INSTRUCTIONS TO FOLLOW:
The whole answer is the data below, retyped exactly.

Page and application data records
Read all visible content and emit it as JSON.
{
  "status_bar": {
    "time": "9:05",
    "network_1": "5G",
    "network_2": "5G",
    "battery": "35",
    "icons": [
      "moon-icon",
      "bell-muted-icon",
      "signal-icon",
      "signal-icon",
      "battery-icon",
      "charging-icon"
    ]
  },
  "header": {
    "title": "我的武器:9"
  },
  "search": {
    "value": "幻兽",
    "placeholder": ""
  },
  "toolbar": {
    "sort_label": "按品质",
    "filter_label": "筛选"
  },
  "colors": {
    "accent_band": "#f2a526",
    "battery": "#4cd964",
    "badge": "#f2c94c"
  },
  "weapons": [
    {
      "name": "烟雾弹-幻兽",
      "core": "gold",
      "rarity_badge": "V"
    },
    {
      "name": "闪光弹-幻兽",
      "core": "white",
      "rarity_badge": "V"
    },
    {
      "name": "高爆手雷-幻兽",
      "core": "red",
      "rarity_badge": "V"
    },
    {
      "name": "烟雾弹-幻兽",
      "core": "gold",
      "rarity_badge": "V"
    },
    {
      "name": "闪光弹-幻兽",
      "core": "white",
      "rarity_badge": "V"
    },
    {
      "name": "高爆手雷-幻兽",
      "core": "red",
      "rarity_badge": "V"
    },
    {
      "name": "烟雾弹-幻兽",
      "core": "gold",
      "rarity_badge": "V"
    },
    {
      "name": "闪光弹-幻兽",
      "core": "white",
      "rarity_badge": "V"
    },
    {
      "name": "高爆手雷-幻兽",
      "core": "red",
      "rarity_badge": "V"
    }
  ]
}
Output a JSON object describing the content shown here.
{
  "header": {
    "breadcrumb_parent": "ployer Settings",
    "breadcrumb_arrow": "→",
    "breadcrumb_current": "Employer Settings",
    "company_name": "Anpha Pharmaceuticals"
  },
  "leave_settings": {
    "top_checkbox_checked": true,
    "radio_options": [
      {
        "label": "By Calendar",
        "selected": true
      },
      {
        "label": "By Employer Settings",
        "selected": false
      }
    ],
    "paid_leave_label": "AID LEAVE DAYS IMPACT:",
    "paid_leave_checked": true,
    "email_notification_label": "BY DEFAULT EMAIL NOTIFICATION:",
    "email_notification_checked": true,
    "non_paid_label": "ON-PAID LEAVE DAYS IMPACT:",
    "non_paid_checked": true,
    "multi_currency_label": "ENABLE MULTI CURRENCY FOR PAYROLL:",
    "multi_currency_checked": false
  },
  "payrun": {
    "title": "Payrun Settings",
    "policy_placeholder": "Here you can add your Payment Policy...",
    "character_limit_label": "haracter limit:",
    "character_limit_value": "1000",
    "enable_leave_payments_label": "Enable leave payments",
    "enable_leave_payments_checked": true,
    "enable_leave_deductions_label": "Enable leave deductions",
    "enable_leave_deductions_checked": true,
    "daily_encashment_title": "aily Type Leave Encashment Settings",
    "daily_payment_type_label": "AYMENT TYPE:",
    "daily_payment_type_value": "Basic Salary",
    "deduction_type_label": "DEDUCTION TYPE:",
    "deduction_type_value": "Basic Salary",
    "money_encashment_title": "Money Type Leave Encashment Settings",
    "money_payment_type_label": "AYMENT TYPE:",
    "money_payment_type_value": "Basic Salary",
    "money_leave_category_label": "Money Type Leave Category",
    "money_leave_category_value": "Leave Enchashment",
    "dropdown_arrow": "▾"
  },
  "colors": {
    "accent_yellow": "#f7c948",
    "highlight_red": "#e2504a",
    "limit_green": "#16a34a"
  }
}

OUTPUT:
Read all visible content and emit it as JSON.
{
  "status_bar": {
    "time": "9:05",
    "network_1": "5G",
    "network_2": "5G",
    "battery": "35",
    "icons": [
      "moon-icon",
      "bell-muted-icon",
      "signal-icon",
      "signal-icon",
      "battery-icon",
      "charging-icon"
    ]
  },
  "header": {
    "title": "我的武器:9"
  },
  "search": {
    "value": "幻兽",
    "placeholder": ""
  },
  "toolbar": {
    "sort_label": "按品质",
    "filter_label": "筛选"
  },
  "colors": {
    "accent_band": "#f2a526",
    "battery": "#4cd964",
    "badge": "#f2c94c"
  },
  "weapons": [
    {
      "name": "烟雾弹-幻兽",
      "core": "gold",
      "rarity_badge": "V"
    },
    {
      "name": "闪光弹-幻兽",
      "core": "white",
      "rarity_badge": "V"
    },
    {
      "name": "高爆手雷-幻兽",
      "core": "red",
      "rarity_badge": "V"
    },
    {
      "name": "烟雾弹-幻兽",
      "core": "gold",
      "rarity_badge": "V"
    },
    {
      "name": "闪光弹-幻兽",
      "core": "white",
      "rarity_badge": "V"
    },
    {
      "name": "高爆手雷-幻兽",
      "core": "red",
      "rarity_badge": "V"
    },
    {
      "name": "烟雾弹-幻兽",
      "core": "gold",
      "rarity_badge": "V"
    },
    {
      "name": "闪光弹-幻兽",
      "core": "white",
      "rarity_badge": "V"
    },
    {
      "name": "高爆手雷-幻兽",
      "core": "red",
      "rarity_badge": "V"
    }
  ]
}
Output a JSON object describing the content shown here.
{
  "header": {
    "breadcrumb_parent": "ployer Settings",
    "breadcrumb_arrow": "→",
    "breadcrumb_current": "Employer Settings",
    "company_name": "Anpha Pharmaceuticals"
  },
  "leave_settings": {
    "top_checkbox_checked": true,
    "radio_options": [
      {
        "label": "By Calendar",
        "selected": true
      },
      {
        "label": "By Employer Settings",
        "selected": false
      }
    ],
    "paid_leave_label": "AID LEAVE DAYS IMPACT:",
    "paid_leave_checked": true,
    "email_notification_label": "BY DEFAULT EMAIL NOTIFICATION:",
    "email_notification_checked": true,
    "non_paid_label": "ON-PAID LEAVE DAYS IMPACT:",
    "non_paid_checked": true,
    "multi_currency_label": "ENABLE MULTI CURRENCY FOR PAYROLL:",
    "multi_currency_checked": false
  },
  "payrun": {
    "title": "Payrun Settings",
    "policy_placeholder": "Here you can add your Payment Policy...",
    "character_limit_label": "haracter limit:",
    "character_limit_value": "1000",
    "enable_leave_payments_label": "Enable leave payments",
    "enable_leave_payments_checked": true,
    "enable_leave_deductions_label": "Enable leave deductions",
    "enable_leave_deductions_checked": true,
    "daily_encashment_title": "aily Type Leave Encashment Settings",
    "daily_payment_type_label": "AYMENT TYPE:",
    "daily_payment_type_value": "Basic Salary",
    "deduction_type_label": "DEDUCTION TYPE:",
    "deduction_type_value": "Basic Salary",
    "money_encashment_title": "Money Type Leave Encashment Settings",
    "money_payment_type_label": "AYMENT TYPE:",
    "money_payment_type_value": "Basic Salary",
    "money_leave_category_label": "Money Type Leave Category",
    "money_leave_category_value": "Leave Enchashment",
    "dropdown_arrow": "▾"
  },
  "colors": {
    "accent_yellow": "#f7c948",
    "highlight_red": "#e2504a",
    "limit_green": "#16a34a"
  }
}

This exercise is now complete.